Assigned task
Give back each line of the listing precisely as written.

Listed records
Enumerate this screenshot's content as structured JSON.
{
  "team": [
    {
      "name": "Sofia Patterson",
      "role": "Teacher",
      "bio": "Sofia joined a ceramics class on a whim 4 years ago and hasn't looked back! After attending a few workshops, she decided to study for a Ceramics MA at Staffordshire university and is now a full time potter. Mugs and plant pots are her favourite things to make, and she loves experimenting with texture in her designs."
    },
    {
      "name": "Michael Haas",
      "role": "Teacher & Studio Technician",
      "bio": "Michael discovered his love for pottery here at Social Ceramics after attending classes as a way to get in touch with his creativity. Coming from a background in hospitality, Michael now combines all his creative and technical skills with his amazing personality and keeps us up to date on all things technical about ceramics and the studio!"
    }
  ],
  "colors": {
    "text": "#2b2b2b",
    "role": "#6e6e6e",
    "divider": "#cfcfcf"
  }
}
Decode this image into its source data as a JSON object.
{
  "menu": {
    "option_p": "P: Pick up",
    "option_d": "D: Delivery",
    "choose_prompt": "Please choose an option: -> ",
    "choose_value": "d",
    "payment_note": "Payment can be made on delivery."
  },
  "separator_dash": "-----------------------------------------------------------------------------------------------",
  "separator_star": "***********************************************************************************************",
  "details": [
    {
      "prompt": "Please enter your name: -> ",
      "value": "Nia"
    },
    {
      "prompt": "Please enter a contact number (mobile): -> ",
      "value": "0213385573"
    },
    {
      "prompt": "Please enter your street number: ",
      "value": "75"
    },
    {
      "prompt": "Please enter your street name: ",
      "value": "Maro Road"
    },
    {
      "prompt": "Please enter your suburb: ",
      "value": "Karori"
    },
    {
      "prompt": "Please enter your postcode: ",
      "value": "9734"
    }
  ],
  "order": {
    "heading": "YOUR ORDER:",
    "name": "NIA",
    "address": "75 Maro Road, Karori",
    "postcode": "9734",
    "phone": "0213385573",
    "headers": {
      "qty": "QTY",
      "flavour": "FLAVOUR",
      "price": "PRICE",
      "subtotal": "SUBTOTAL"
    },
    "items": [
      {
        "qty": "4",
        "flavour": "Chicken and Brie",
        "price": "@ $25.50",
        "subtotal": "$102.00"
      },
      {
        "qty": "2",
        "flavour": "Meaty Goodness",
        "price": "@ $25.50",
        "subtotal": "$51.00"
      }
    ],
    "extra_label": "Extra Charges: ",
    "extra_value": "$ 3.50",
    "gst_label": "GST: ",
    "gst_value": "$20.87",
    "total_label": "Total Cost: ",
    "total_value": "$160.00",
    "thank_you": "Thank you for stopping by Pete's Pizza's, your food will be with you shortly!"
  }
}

Problem solution
Enumerate this screenshot's content as structured JSON.
{
  "team": [
    {
      "name": "Sofia Patterson",
      "role": "Teacher",
      "bio": "Sofia joined a ceramics class on a whim 4 years ago and hasn't looked back! After attending a few workshops, she decided to study for a Ceramics MA at Staffordshire university and is now a full time potter. Mugs and plant pots are her favourite things to make, and she loves experimenting with texture in her designs."
    },
    {
      "name": "Michael Haas",
      "role": "Teacher & Studio Technician",
      "bio": "Michael discovered his love for pottery here at Social Ceramics after attending classes as a way to get in touch with his creativity. Coming from a background in hospitality, Michael now combines all his creative and technical skills with his amazing personality and keeps us up to date on all things technical about ceramics and the studio!"
    }
  ],
  "colors": {
    "text": "#2b2b2b",
    "role": "#6e6e6e",
    "divider": "#cfcfcf"
  }
}
Decode this image into its source data as a JSON object.
{
  "menu": {
    "option_p": "P: Pick up",
    "option_d": "D: Delivery",
    "choose_prompt": "Please choose an option: -> ",
    "choose_value": "d",
    "payment_note": "Payment can be made on delivery."
  },
  "separator_dash": "-----------------------------------------------------------------------------------------------",
  "separator_star": "***********************************************************************************************",
  "details": [
    {
      "prompt": "Please enter your name: -> ",
      "value": "Nia"
    },
    {
      "prompt": "Please enter a contact number (mobile): -> ",
      "value": "0213385573"
    },
    {
      "prompt": "Please enter your street number: ",
      "value": "75"
    },
    {
      "prompt": "Please enter your street name: ",
      "value": "Maro Road"
    },
    {
      "prompt": "Please enter your suburb: ",
      "value": "Karori"
    },
    {
      "prompt": "Please enter your postcode: ",
      "value": "9734"
    }
  ],
  "order": {
    "heading": "YOUR ORDER:",
    "name": "NIA",
    "address": "75 Maro Road, Karori",
    "postcode": "9734",
    "phone": "0213385573",
    "headers": {
      "qty": "QTY",
      "flavour": "FLAVOUR",
      "price": "PRICE",
      "subtotal": "SUBTOTAL"
    },
    "items": [
      {
        "qty": "4",
        "flavour": "Chicken and Brie",
        "price": "@ $25.50",
        "subtotal": "$102.00"
      },
      {
        "qty": "2",
        "flavour": "Meaty Goodness",
        "price": "@ $25.50",
        "subtotal": "$51.00"
      }
    ],
    "extra_label": "Extra Charges: ",
    "extra_value": "$ 3.50",
    "gst_label": "GST: ",
    "gst_value": "$20.87",
    "total_label": "Total Cost: ",
    "total_value": "$160.00",
    "thank_you": "Thank you for stopping by Pete's Pizza's, your food will be with you shortly!"
  }
}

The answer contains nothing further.